In this very interconnected world, how the US (or any country) is perceived around the world matters – it matters for national strategy (which countries will ally with you and how loyal will they be?), for economic growth (will people desire your products and workers, invest in your country, and expect you to honor your trade deals?), and for security (how much do your enemies want to take you down?).
Results are just in on the latest PEW survey of views on America from around the world. In less than a year, those expressing “Favorable” views of the US have dropped from 64% to 49%. Even more striking, when asked whether they have confidence in the President of the US to do the right thing in international affairs, those saying they “have confidence” fell from 64% to 22%, while those saying they have ” no confidence” rocketed from 23% to 74%.

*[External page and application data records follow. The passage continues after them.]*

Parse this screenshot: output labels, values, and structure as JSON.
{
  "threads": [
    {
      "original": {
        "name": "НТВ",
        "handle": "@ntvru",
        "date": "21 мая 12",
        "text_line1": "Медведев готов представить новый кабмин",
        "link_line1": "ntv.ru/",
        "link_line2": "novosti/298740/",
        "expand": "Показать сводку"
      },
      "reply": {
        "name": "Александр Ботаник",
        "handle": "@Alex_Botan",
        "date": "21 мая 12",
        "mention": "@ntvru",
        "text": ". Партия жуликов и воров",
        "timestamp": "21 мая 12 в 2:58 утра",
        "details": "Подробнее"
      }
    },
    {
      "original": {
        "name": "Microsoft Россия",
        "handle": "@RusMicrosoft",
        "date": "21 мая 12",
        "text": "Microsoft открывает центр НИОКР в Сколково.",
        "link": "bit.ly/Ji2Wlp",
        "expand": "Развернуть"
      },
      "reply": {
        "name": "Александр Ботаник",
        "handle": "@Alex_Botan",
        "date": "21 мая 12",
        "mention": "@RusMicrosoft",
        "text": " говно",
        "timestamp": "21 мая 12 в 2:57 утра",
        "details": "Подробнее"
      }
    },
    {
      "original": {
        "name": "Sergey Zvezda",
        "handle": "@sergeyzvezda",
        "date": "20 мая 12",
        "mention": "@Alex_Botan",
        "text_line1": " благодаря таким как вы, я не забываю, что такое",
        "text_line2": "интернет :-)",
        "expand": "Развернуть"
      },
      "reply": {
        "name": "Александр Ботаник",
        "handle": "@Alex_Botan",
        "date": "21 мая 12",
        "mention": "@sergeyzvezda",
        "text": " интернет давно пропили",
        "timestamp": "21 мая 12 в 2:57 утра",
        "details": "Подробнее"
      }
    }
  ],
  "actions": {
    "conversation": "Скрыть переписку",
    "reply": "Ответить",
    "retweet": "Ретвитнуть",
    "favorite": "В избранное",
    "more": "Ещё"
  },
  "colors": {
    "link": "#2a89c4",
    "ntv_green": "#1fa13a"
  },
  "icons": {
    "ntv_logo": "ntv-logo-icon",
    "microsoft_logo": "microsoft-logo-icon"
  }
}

Trump’s “America first” foreign policy has thus greatly weakened favorable views of the US around the world. Only Israel (slightly), and Russia (significantly) have increased their confidence in the President of the US since Trump was elected; all other nations had moderate to very large negative changes.
How will this affect the US’s foreign policy? It is hard to tell exactly what Trump’s foreign policy goals are, as he has laid out no strategic vision. He seems willing to retreat from influence in Europe and China and make concessions to Russia, wants to wall off Latin America from the US with a renewal of sanctions on Cuba and erecting a wall at the Mexican border, is hostile (but ineffectually) to Iran and North Korea, and is only interested in close partnerships with Israel or countries with Trump hotels (Turkey, the Philippines, the Persian Gulf states). He seems willing to escalate the US military role in Syria and Afghanistan, but to what end is not clear.
Trump seemed to promise his supporters the US would be stronger, less burdened, and more secure in the world. In fact, so far his policies have made the US look weaker, less popular, and more confused.